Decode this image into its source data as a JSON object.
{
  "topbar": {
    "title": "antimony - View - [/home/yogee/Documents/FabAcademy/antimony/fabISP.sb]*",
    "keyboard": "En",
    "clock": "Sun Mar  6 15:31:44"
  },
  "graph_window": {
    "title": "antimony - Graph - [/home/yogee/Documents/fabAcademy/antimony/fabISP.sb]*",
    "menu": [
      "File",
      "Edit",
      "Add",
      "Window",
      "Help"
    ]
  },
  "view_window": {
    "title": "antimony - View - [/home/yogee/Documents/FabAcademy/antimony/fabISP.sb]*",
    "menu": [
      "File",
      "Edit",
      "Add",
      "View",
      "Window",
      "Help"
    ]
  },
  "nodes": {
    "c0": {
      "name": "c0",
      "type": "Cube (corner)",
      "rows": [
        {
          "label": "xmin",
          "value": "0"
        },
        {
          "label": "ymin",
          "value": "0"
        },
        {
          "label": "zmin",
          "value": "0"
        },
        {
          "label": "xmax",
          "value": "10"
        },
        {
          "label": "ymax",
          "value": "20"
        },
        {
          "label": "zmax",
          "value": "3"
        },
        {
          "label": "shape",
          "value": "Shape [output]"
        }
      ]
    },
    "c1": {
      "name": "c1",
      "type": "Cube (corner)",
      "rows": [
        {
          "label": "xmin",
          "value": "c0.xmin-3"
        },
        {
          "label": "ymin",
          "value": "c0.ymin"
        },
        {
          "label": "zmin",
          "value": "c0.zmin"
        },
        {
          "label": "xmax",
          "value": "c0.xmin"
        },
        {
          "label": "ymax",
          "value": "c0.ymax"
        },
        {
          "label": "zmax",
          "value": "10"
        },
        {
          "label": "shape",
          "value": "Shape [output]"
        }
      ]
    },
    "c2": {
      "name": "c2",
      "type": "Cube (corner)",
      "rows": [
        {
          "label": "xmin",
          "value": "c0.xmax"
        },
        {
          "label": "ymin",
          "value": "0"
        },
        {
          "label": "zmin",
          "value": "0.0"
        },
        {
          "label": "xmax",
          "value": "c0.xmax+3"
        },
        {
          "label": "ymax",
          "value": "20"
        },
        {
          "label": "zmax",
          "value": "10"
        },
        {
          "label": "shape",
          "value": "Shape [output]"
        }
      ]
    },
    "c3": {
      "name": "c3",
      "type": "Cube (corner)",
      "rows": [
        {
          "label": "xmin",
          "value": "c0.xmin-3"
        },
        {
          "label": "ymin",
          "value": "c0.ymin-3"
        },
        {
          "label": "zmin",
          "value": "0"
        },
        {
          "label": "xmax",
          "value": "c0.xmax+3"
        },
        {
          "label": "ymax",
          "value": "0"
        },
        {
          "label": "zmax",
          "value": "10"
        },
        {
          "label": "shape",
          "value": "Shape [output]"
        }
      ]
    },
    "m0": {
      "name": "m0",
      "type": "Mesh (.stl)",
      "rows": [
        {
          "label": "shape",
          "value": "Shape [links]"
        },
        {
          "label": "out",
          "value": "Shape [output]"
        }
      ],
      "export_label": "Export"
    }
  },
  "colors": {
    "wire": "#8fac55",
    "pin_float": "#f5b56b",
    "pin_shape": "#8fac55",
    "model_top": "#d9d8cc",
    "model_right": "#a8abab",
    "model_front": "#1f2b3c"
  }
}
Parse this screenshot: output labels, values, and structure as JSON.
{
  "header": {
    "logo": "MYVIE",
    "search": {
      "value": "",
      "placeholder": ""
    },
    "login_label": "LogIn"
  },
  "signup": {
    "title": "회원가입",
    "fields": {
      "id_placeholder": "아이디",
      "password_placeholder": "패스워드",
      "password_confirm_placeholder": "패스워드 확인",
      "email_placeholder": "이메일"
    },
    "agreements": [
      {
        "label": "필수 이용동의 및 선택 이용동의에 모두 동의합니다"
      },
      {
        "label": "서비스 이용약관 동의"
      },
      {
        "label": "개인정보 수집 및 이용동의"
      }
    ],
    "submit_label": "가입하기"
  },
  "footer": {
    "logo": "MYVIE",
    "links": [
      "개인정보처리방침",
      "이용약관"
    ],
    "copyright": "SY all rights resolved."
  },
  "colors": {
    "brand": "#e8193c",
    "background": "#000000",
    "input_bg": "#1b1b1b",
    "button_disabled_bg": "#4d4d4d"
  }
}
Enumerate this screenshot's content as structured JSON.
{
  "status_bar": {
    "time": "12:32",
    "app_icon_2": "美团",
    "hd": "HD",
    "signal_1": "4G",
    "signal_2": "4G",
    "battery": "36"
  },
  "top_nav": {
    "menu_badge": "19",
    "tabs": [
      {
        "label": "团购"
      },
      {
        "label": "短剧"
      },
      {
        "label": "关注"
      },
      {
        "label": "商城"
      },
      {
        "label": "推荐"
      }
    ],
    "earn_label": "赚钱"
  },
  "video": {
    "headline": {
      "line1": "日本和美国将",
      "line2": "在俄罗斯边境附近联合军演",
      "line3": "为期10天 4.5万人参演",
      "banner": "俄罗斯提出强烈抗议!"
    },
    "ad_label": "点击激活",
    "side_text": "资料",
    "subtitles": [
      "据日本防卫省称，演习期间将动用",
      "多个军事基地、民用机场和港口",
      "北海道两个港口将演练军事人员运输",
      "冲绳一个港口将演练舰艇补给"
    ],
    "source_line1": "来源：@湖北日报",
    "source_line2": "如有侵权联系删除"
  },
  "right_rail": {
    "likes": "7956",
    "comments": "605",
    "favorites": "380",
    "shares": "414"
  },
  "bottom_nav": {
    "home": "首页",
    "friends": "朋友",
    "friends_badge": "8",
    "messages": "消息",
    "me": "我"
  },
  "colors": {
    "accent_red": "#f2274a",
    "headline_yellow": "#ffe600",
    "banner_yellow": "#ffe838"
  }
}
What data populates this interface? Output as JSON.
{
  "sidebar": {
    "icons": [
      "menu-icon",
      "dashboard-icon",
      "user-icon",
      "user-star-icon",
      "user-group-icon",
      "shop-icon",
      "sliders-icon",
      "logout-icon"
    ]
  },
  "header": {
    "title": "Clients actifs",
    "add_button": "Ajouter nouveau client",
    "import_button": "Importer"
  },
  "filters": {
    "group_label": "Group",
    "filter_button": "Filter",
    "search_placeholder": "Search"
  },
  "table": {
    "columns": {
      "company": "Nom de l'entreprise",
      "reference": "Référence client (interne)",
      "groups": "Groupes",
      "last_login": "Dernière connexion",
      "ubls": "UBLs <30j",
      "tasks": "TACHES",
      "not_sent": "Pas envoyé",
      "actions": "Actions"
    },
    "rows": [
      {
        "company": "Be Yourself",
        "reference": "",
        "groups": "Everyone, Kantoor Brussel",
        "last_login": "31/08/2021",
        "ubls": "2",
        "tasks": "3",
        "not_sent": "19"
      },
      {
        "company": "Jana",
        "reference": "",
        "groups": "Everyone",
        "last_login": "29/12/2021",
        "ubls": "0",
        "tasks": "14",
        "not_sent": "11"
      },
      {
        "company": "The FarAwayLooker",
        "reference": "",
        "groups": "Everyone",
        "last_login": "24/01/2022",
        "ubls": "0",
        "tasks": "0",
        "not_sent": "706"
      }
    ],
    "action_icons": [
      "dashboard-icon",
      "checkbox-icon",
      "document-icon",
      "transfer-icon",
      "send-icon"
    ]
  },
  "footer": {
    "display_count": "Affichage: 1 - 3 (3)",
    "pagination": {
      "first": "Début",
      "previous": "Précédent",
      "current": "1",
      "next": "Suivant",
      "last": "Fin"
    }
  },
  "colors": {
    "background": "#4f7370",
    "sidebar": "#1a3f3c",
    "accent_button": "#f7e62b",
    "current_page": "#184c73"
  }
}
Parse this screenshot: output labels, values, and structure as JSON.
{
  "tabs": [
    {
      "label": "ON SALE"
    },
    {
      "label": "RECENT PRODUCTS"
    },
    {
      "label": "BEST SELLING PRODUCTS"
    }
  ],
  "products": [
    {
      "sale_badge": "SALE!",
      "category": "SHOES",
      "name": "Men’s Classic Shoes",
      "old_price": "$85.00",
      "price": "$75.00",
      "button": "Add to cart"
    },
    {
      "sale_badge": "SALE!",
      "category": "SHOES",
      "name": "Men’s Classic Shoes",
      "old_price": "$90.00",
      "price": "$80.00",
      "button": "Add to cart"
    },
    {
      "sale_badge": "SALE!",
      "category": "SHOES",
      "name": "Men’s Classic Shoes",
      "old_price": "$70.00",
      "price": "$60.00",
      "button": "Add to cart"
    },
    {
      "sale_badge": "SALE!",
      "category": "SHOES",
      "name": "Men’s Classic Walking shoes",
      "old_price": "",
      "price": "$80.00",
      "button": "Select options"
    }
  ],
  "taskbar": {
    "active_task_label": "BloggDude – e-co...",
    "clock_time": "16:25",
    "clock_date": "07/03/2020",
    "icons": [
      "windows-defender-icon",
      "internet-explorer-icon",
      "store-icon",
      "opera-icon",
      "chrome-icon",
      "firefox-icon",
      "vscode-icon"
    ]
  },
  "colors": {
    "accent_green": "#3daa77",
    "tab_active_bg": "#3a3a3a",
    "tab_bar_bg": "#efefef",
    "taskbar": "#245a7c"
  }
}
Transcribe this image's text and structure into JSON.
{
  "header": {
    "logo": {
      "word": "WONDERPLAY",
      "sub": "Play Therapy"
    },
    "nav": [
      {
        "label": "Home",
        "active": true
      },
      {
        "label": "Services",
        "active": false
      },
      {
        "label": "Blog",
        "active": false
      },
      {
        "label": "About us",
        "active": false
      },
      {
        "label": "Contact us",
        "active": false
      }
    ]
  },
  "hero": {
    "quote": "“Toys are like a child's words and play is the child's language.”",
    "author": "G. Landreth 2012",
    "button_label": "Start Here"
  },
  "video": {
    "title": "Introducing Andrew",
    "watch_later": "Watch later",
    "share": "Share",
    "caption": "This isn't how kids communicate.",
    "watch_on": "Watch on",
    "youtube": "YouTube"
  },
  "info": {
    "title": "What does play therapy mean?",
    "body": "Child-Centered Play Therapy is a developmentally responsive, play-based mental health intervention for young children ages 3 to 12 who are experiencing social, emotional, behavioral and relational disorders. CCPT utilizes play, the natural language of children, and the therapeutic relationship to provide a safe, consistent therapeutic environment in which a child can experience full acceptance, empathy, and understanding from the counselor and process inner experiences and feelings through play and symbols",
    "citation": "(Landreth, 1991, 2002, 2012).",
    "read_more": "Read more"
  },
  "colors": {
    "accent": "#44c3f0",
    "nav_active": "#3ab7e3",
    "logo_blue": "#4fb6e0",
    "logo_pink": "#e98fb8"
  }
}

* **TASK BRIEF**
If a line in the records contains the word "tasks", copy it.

* **YOUR RESPONSE**
      "tasks": "TACHES",
        "tasks": "3",
        "tasks": "14",
        "tasks": "0",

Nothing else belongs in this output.